Priority Shifts Can Slow CU ROE, ROA Declines
Having more control over operating expenses and fee income may aid credit unions experiencing declines in return on assets and return on equity that are seeking long-term sustainability.
Spread compression, increased competition, high operating expenses and special assessments have all contributed to the drops industry wide, said John Lass, senior vice president of strategy and business development at CUNA Mutual Group, who gave the keynote address at the company's Discovery Online Conference this afternoon. Lass said any of these factors could cause ROE or ROA to move in either direction. Credit unions should come up with a list of which ones they have the most control over.
"Will the gross spread continue to compress after the crisis or will it widen.

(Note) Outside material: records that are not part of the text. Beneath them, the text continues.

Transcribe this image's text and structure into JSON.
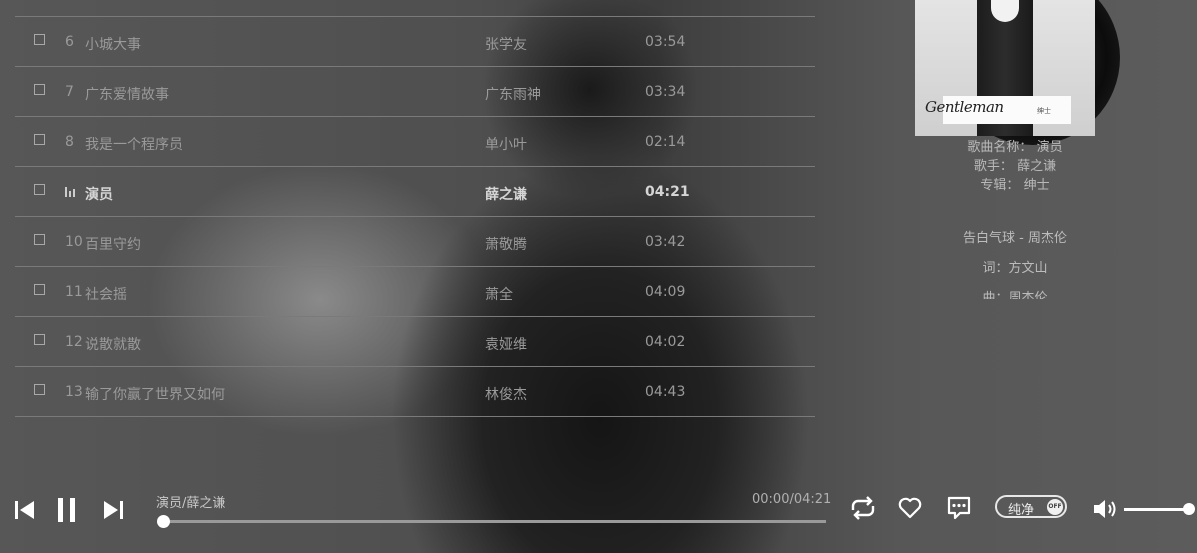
{
  "playlist": {
    "rows": [
      {
        "num": "6",
        "title": "小城大事",
        "artist": "张学友",
        "duration": "03:54",
        "active": false
      },
      {
        "num": "7",
        "title": "广东爱情故事",
        "artist": "广东雨神",
        "duration": "03:34",
        "active": false
      },
      {
        "num": "8",
        "title": "我是一个程序员",
        "artist": "单小叶",
        "duration": "02:14",
        "active": false
      },
      {
        "num": "",
        "title": "演员",
        "artist": "薛之谦",
        "duration": "04:21",
        "active": true
      },
      {
        "num": "10",
        "title": "百里守约",
        "artist": "萧敬腾",
        "duration": "03:42",
        "active": false
      },
      {
        "num": "11",
        "title": "社会摇",
        "artist": "萧全",
        "duration": "04:09",
        "active": false
      },
      {
        "num": "12",
        "title": "说散就散",
        "artist": "袁娅维",
        "duration": "04:02",
        "active": false
      },
      {
        "num": "13",
        "title": "输了你赢了世界又如何",
        "artist": "林俊杰",
        "duration": "04:43",
        "active": false
      }
    ]
  },
  "album": {
    "signature_text": "Gentleman",
    "tag_text": "绅士"
  },
  "song_info": {
    "name_label": "歌曲名称：",
    "name_value": "演员",
    "singer_label": "歌手：",
    "singer_value": "薛之谦",
    "album_label": "专辑：",
    "album_value": "绅士"
  },
  "lyrics": [
    "告白气球 - 周杰伦",
    "词：方文山",
    "曲：周杰伦"
  ],
  "player": {
    "now_playing": "演员/薛之谦",
    "time": "00:00/04:21",
    "progress": 0,
    "pure_mode_label": "纯净",
    "pure_mode_state": "OFF",
    "volume": 1.0
  },
  "icons": {
    "prev": "skip-back-icon",
    "pause": "pause-icon",
    "next": "skip-forward-icon",
    "loop": "repeat-icon",
    "like": "heart-icon",
    "comment": "comment-icon",
    "volume": "volume-icon"
  },
  "colors": {
    "active_text": "#d5d5d5",
    "inactive_text": "#9a9a9a",
    "divider": "#7a7a7a"
  }
}
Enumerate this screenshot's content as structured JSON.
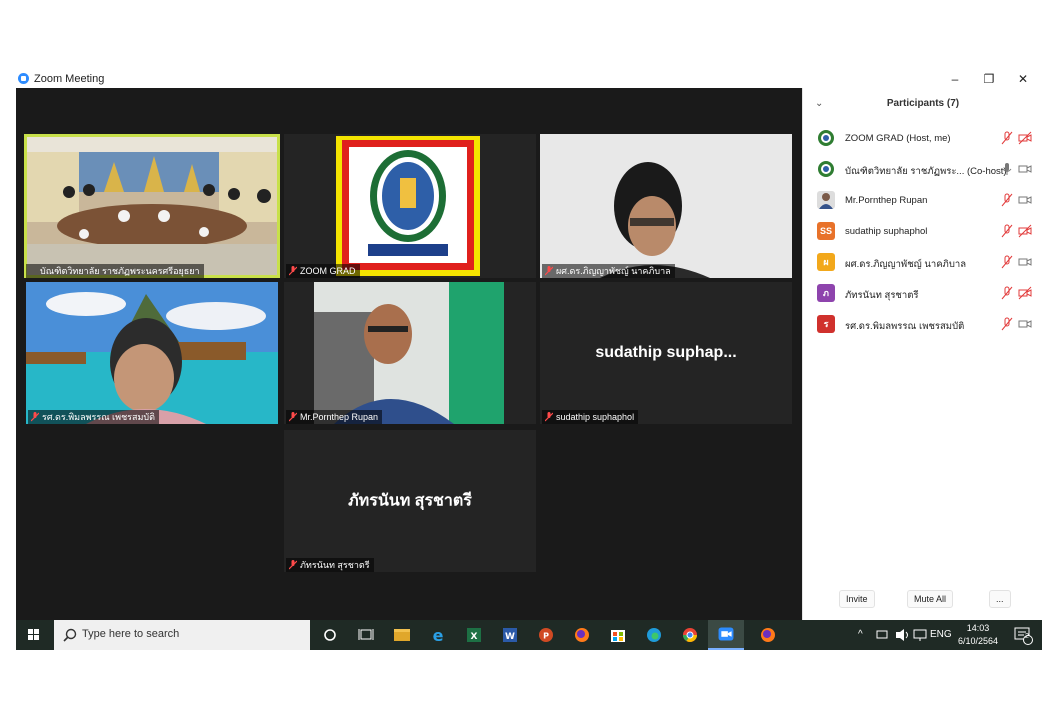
{
  "window": {
    "title": "Zoom Meeting",
    "minimize_glyph": "–",
    "restore_glyph": "❐",
    "close_glyph": "✕"
  },
  "gallery": {
    "tiles": [
      {
        "name": "บัณฑิตวิทยาลัย ราชภัฏพระนครศรีอยุธยา",
        "video": "meeting-room",
        "muted": false,
        "active": true
      },
      {
        "name": "ZOOM GRAD",
        "video": "university-logo",
        "muted": true
      },
      {
        "name": "ผศ.ดร.ภิญญาพัชญ์ นาคภิบาล",
        "video": "woman-glasses",
        "muted": true
      },
      {
        "name": "รศ.ดร.พิมลพรรณ เพชรสมบัติ",
        "video": "beach-background",
        "muted": true
      },
      {
        "name": "Mr.Pornthep Rupan",
        "video": "man-glasses",
        "muted": true
      },
      {
        "name": "sudathip suphaphol",
        "display": "sudathip suphap...",
        "muted": true
      },
      {
        "name": "ภัทรนันท สุรชาตรี",
        "display": "ภัทรนันท สุรชาตรี",
        "muted": true
      }
    ]
  },
  "participants": {
    "header": "Participants (7)",
    "collapse_glyph": "⌄",
    "list": [
      {
        "name": "ZOOM GRAD (Host, me)",
        "avatar": "logo",
        "color": "#2f7d32",
        "mic": "muted",
        "cam": "off"
      },
      {
        "name": "บัณฑิตวิทยาลัย ราชภัฏพระ... (Co-host)",
        "avatar": "logo",
        "color": "#2f7d32",
        "mic": "on",
        "cam": "on"
      },
      {
        "name": "Mr.Pornthep Rupan",
        "avatar": "photo",
        "color": "#555555",
        "mic": "muted",
        "cam": "on"
      },
      {
        "name": "sudathip suphaphol",
        "avatar": "SS",
        "color": "#e8722a",
        "mic": "muted",
        "cam": "off"
      },
      {
        "name": "ผศ.ดร.ภิญญาพัชญ์ นาคภิบาล",
        "avatar": "ผ",
        "color": "#f2a81b",
        "mic": "muted",
        "cam": "on"
      },
      {
        "name": "ภัทรนันท สุรชาตรี",
        "avatar": "ภ",
        "color": "#8e44ad",
        "mic": "muted",
        "cam": "off"
      },
      {
        "name": "รศ.ดร.พิมลพรรณ เพชรสมบัติ",
        "avatar": "ร",
        "color": "#d0312d",
        "mic": "muted",
        "cam": "on"
      }
    ],
    "invite_label": "Invite",
    "mute_all_label": "Mute All",
    "more_label": "..."
  },
  "taskbar": {
    "search_placeholder": "Type here to search",
    "tray_up": "^",
    "language": "ENG",
    "time": "14:03",
    "date": "6/10/2564",
    "notifications": "2",
    "apps": [
      "task-view",
      "multitasking",
      "file-explorer",
      "internet-explorer",
      "excel",
      "word",
      "powerpoint",
      "firefox",
      "store",
      "edge",
      "chrome",
      "zoom",
      "firefox"
    ]
  }
}
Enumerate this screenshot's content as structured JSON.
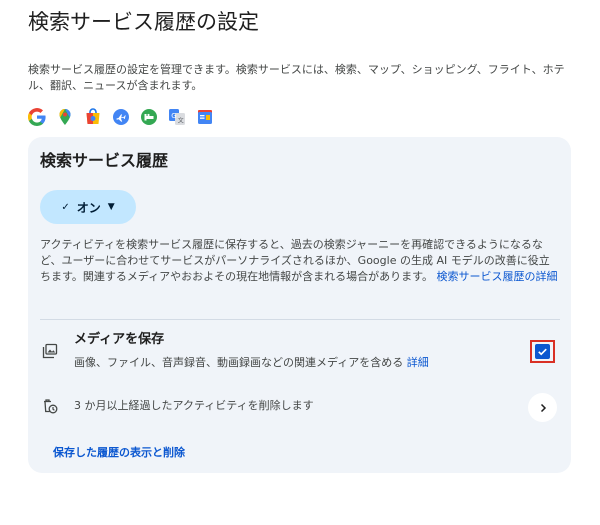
{
  "header": {
    "title": "検索サービス履歴の設定",
    "description": "検索サービス履歴の設定を管理できます。検索サービスには、検索、マップ、ショッピング、フライト、ホテル、翻訳、ニュースが含まれます。"
  },
  "service_icons": [
    "google-g-icon",
    "maps-pin-icon",
    "shopping-bag-icon",
    "flights-icon",
    "hotels-icon",
    "translate-icon",
    "news-icon"
  ],
  "card": {
    "title": "検索サービス履歴",
    "status_chip": {
      "check": "✓",
      "label": "オン",
      "caret": "▼"
    },
    "description": "アクティビティを検索サービス履歴に保存すると、過去の検索ジャーニーを再確認できるようになるなど、ユーザーに合わせてサービスがパーソナライズされるほか、Google の生成 AI モデルの改善に役立ちます。関連するメディアやおおよその現在地情報が含まれる場合があります。",
    "description_link": "検索サービス履歴の詳細",
    "media": {
      "title": "メディアを保存",
      "subtitle": "画像、ファイル、音声録音、動画録画などの関連メディアを含める",
      "link": "詳細",
      "checked": true
    },
    "auto_delete": {
      "text": "3 か月以上経過したアクティビティを削除します"
    },
    "history_link": "保存した履歴の表示と削除"
  },
  "colors": {
    "accent": "#0b57d0",
    "card_bg": "#f0f4f9",
    "chip_bg": "#c2e7ff",
    "highlight_border": "#d93025"
  }
}
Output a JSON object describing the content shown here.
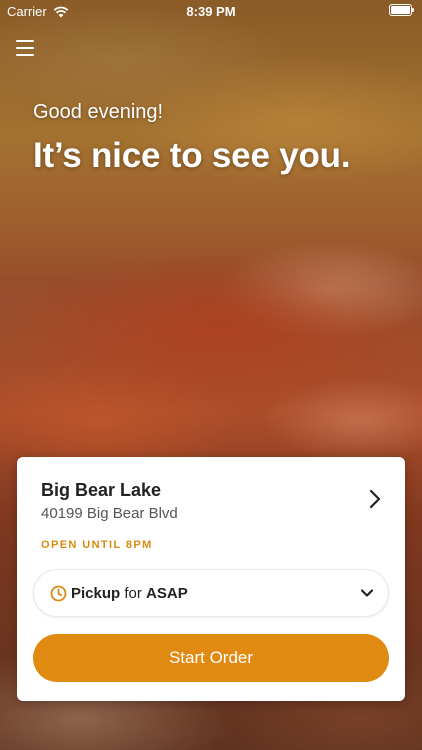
{
  "status_bar": {
    "carrier": "Carrier",
    "time": "8:39 PM",
    "icons": [
      "wifi-icon",
      "battery-icon"
    ]
  },
  "header": {
    "menu_icon": "hamburger-menu-icon"
  },
  "hero": {
    "greeting": "Good evening!",
    "headline": "It’s nice to see you."
  },
  "location_card": {
    "name": "Big Bear Lake",
    "address": "40199 Big Bear Blvd",
    "status": "OPEN UNTIL 8PM",
    "pickup": {
      "mode": "Pickup",
      "connector": "for",
      "time": "ASAP"
    },
    "start_button_label": "Start Order"
  },
  "colors": {
    "accent": "#e08a12",
    "status_text": "#d88a12",
    "card_bg": "#ffffff",
    "text_primary": "#222222"
  }
}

It's hard to say," Lass said. "As the spread has begun to improve a bit, ROA has plunged driven by loan losses especially in the Sand states and through the impact of NCUA assessments at the corporate level and more recently, with natural person credit unions. The credit union system cannot operate successfully if ROA continues to compress."
Lass said Navy Federal Credit Union, State Employees' Credit Union in North Carolina and Star One Credit Union as examples of cooperatives that have strong sustainability models in large part because they have consistently kept their operating expenses low.